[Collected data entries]
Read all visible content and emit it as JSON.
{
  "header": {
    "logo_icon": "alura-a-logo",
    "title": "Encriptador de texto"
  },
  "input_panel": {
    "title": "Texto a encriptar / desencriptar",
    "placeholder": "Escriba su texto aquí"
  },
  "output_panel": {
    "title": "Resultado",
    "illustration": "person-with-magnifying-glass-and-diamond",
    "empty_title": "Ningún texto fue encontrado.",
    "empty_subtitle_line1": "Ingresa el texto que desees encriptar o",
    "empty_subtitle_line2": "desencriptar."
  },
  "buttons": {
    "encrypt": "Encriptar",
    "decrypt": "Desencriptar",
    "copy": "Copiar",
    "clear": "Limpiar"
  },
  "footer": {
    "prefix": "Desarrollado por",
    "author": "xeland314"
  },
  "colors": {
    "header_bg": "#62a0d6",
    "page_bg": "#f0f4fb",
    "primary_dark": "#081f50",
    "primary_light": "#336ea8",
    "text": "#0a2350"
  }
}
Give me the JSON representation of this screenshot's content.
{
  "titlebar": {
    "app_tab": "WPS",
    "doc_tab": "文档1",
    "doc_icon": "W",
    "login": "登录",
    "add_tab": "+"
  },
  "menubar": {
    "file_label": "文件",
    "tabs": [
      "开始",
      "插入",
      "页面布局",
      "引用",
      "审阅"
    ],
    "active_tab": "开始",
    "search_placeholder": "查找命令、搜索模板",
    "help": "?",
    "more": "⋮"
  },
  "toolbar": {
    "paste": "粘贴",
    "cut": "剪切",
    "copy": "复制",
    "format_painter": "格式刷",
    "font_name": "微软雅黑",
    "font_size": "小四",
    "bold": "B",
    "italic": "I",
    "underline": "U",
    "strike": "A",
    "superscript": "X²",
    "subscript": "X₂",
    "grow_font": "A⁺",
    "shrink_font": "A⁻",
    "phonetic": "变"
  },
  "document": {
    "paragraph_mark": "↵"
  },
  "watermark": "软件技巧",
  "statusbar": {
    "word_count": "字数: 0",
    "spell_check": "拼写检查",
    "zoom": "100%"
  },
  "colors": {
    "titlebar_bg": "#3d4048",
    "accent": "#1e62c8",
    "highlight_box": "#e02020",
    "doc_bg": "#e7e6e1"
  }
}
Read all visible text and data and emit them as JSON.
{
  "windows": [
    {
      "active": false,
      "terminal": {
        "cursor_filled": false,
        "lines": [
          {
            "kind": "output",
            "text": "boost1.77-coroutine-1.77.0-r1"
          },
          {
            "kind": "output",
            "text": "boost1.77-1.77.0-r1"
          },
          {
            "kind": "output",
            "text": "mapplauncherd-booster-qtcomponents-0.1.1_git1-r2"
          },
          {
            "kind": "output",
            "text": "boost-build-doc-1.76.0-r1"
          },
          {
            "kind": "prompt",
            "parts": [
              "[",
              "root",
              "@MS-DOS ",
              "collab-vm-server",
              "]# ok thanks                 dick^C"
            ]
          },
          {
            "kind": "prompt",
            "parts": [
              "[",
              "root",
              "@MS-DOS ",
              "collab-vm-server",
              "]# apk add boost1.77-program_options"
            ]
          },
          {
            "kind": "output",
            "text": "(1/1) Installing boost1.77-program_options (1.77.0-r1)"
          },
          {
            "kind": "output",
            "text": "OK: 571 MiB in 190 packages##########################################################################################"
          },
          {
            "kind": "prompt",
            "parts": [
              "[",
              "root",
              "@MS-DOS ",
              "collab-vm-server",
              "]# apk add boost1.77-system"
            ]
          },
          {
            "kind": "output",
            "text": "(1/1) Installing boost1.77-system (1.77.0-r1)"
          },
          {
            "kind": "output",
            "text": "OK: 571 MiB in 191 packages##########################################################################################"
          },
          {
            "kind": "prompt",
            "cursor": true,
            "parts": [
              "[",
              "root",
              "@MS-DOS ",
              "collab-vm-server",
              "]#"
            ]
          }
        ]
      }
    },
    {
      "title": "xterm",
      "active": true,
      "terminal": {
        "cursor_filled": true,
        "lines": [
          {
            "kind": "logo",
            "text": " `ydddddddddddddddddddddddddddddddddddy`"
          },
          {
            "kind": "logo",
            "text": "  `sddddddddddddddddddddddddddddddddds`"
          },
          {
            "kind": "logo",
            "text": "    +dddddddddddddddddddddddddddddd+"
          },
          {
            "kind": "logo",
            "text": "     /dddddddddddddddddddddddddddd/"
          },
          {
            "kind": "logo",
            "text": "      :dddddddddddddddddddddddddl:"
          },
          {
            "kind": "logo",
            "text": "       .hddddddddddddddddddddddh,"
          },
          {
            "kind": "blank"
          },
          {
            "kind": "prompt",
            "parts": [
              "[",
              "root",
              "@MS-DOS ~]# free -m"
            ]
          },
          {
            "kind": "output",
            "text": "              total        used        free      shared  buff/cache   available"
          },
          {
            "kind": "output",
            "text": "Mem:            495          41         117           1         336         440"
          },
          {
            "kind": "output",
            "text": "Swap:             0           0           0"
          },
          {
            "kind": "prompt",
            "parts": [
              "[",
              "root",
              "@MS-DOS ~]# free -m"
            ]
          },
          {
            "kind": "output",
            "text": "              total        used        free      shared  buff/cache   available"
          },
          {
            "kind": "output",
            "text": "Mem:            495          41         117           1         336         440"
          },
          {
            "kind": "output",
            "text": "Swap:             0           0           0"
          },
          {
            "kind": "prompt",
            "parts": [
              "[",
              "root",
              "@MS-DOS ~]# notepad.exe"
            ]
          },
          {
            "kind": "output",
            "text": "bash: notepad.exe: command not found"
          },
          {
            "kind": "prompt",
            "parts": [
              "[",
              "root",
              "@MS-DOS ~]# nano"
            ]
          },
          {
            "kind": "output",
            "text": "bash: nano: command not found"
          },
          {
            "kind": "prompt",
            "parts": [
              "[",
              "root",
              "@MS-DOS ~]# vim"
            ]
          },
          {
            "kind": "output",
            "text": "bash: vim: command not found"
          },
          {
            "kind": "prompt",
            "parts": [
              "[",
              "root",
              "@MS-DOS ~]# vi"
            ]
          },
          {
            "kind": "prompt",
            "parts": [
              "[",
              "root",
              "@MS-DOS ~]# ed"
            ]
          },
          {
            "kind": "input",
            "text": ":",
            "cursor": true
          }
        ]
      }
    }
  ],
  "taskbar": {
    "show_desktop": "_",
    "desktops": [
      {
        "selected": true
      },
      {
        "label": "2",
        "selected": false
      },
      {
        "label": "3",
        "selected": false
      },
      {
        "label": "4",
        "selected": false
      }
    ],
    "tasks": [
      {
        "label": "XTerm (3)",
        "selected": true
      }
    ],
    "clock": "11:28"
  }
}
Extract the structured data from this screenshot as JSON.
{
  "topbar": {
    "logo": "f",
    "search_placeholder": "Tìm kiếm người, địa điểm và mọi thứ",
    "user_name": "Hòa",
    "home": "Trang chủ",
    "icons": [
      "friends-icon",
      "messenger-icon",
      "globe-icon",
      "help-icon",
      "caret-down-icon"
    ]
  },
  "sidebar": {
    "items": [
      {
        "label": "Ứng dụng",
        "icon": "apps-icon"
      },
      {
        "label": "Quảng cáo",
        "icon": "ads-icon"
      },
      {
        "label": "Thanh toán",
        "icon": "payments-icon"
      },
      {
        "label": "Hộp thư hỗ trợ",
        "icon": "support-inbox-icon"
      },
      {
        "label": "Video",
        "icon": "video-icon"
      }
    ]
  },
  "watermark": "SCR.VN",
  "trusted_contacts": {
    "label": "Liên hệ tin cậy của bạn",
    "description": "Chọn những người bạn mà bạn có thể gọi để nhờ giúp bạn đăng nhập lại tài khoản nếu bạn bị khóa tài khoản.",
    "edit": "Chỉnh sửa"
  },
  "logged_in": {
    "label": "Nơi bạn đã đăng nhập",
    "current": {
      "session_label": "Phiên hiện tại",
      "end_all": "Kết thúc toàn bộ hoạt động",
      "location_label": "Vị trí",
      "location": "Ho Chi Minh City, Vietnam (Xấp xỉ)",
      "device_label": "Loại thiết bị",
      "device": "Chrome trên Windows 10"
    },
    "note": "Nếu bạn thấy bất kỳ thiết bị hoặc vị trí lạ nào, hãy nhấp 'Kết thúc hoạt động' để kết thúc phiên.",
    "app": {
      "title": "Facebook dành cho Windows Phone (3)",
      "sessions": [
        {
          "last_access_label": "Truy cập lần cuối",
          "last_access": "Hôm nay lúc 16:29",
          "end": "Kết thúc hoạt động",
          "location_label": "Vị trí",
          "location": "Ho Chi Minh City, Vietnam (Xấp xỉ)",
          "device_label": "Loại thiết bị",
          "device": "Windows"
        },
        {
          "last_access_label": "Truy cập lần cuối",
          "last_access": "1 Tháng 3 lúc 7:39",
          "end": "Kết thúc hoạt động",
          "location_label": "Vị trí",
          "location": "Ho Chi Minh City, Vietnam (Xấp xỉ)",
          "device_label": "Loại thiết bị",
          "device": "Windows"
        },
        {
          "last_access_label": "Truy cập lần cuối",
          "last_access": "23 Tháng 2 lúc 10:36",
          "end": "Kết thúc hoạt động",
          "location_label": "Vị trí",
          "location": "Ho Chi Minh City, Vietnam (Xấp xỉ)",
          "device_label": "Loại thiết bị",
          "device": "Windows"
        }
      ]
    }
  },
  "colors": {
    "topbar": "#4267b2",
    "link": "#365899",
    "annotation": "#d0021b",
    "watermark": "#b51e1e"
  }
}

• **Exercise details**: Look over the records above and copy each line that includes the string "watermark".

• **Response to this exercise**:
  "watermark": "软件技巧",
  "watermark": "SCR.VN",
    "watermark": "#b51e1e"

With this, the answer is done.